Hermeneutics, Authority and Canon

Written by D. A. Carson and John D. Woodbridge (eds.) Reviewed By Estevan Kirschner

This book is a companion to the earlier volume, Scripture and Truth (IVP, 1983), by the same editors. The same basic thesis is again presented here, i.e. the evangelical view of the phenomenon of Scripture and its implications for the modern critical debate. Most of the contributors belong to a new breed of evangelical scholars and have written many books and articles on several topics. The nine essays are on three specific areas, as the title indicates, though not evenly distributed.

First of all comes an introduction by Carson, the wide scope of which, together with the clarity of expression characteristic of the author, makes it an excellent way into the debate. Kevin Vanhoozer writes on Biblical Semantics. He argues for a concept of propositional revelation that allows for a due appreciation of the varied literary forms in the Bible. Moises Silva addresses the question of Historical Reconstruction. He presents two test cases: first-century Pharisaism and Christianity. Silva pinpoints some well-established prejudices which hamper a better understanding of the NT. He contradicts the idea that the Pharisees were ‘too strict’ in their observance of the Law. Silva demonstrates that their problem was exactly the opposite, viz. ‘the relaxation of God’s standards’ (p. 119). Craig Blomberg deals with the problem of Harmonization. His thesis is that ‘additive’ harmonization (where one account complements the other), in conjunction with Redaction Criticism, can be legitimately employed to explain many discrepancies in the Bible.

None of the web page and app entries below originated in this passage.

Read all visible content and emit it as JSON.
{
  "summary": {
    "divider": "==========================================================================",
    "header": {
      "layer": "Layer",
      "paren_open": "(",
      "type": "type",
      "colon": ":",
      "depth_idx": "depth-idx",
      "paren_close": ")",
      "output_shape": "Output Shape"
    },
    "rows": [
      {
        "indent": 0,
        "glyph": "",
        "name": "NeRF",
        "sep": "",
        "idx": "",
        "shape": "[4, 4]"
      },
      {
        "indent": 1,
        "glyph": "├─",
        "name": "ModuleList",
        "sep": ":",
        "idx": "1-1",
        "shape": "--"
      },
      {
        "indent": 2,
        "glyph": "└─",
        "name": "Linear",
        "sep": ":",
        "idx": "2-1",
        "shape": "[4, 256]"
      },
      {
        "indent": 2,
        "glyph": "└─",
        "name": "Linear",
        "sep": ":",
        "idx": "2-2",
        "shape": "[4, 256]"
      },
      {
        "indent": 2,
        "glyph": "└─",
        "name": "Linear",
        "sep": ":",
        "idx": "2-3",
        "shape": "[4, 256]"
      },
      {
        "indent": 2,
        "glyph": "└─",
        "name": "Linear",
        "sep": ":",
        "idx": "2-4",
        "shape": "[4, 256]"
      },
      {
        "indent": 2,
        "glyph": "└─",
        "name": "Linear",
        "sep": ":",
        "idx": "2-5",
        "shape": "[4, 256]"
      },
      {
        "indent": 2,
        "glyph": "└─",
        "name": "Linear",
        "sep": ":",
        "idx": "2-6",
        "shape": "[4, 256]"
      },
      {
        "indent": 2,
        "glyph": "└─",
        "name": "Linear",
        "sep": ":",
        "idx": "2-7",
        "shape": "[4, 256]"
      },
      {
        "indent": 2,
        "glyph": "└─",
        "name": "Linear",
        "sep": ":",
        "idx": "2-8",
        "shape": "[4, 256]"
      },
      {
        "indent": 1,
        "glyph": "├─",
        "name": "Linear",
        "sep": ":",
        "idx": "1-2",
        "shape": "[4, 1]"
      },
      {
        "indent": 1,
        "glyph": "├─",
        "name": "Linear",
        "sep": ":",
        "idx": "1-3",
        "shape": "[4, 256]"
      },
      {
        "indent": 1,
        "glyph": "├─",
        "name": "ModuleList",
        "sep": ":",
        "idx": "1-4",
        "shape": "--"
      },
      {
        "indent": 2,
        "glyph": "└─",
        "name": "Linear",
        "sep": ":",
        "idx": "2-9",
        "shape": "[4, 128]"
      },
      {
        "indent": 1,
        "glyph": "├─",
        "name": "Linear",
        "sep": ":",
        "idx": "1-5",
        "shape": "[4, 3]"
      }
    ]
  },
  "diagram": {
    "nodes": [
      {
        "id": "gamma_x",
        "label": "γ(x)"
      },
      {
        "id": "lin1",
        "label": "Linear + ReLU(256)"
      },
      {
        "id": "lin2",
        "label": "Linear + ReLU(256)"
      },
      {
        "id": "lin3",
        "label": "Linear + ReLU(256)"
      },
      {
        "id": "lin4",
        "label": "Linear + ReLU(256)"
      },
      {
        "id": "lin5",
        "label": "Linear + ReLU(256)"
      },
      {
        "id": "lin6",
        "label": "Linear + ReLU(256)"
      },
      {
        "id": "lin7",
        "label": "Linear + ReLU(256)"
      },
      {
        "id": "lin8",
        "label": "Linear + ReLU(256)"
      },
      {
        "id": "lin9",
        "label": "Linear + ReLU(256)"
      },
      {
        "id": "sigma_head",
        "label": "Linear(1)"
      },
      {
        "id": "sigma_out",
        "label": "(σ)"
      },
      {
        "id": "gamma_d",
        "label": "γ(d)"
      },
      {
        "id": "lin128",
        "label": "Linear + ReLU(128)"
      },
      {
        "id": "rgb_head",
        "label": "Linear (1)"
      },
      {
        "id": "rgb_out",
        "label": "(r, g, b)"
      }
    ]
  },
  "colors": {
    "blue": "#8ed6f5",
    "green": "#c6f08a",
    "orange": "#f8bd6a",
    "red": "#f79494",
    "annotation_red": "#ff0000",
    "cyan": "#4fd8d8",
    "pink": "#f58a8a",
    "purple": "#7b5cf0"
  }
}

Douglas Moo discusses the problem of sensus plenior (‘full sense’). He believes that a better alternative can be found in a ‘canonical approach’ that sees the NT use of the OT within the ‘framework of the canon as witness to salvation-history’ (p. 209). John Frame concentrates on the work of the Spirit in revelation, inspiration and internal testimony. He challenges the Barthian school on its assumption that the orthodox view of biblical authority denies God’s (the Spirit’s) sovereignty. He also states against G. Berkouwer’s distinction between the message and the form of Scripture: ‘Believing Scripture is believing that message [Gospel]’, and ‘believing the message entails believing the book’ (p. 228).

John Woodbridge contradicts the widespread idea that modern evangelical emphasis on inerrancy originated as a reaction to the rationalistic outlook of the Enlightenment. He makes a strong case for the continuity of the doctrine of inerrancy held by the Reformers and modern evangelicals. G. Bromiley surveys Barth’s position regarding biblical authority, especially his view of the Scriptures as being witnesses to but not revelation themselves, and Barth’s dismissal of inerrancy. But Bromiley sees merits too in Barth’s view, particularly in his emphasis that the Bible derives its authority from God himself.

D. Dunbar contributes the only (but lengthy) essay dealing with the canon of the Scriptures. In the discussion of the canon of the NT he agrees with Ridderbos’ approach to canon history, viewing it on the basis of Salvation-History as the matrix for the church’s recognition of the NT books.

The reading is not always easy. Vanhoozer’s essay, for instance, has a lot of linguistics jargon. Also, one cannot fail to notice that some of the proposals here are too tentative, needing further elaboration and testing. This is clearly the case with Moo’s very interesting view of the canonical approach to the complex problem of the NT usage of the OT, and Blomberg’s additive harmonization. Nevertheless, much new ground has been explored. Woodbridge’s essay on the Enlightenment is an important contribution in the light of modern controversies about the doctrine of inerrancy. Dunbar’s study of the biblical canon, if not revolutionary, is no doubt an exciting and refreshing review of an issue that has been brought to the fore in recent scholarship (e.g. J. Barr, B. Childs).

On the whole, an impressive collection of essays, on relevant issues related to Scripture, by scholars who are able to combine solid scholarship with a strong commitment to the authority of the Word of God. A combination not always easy to find these days.


Estevan Kirschner

London Bible College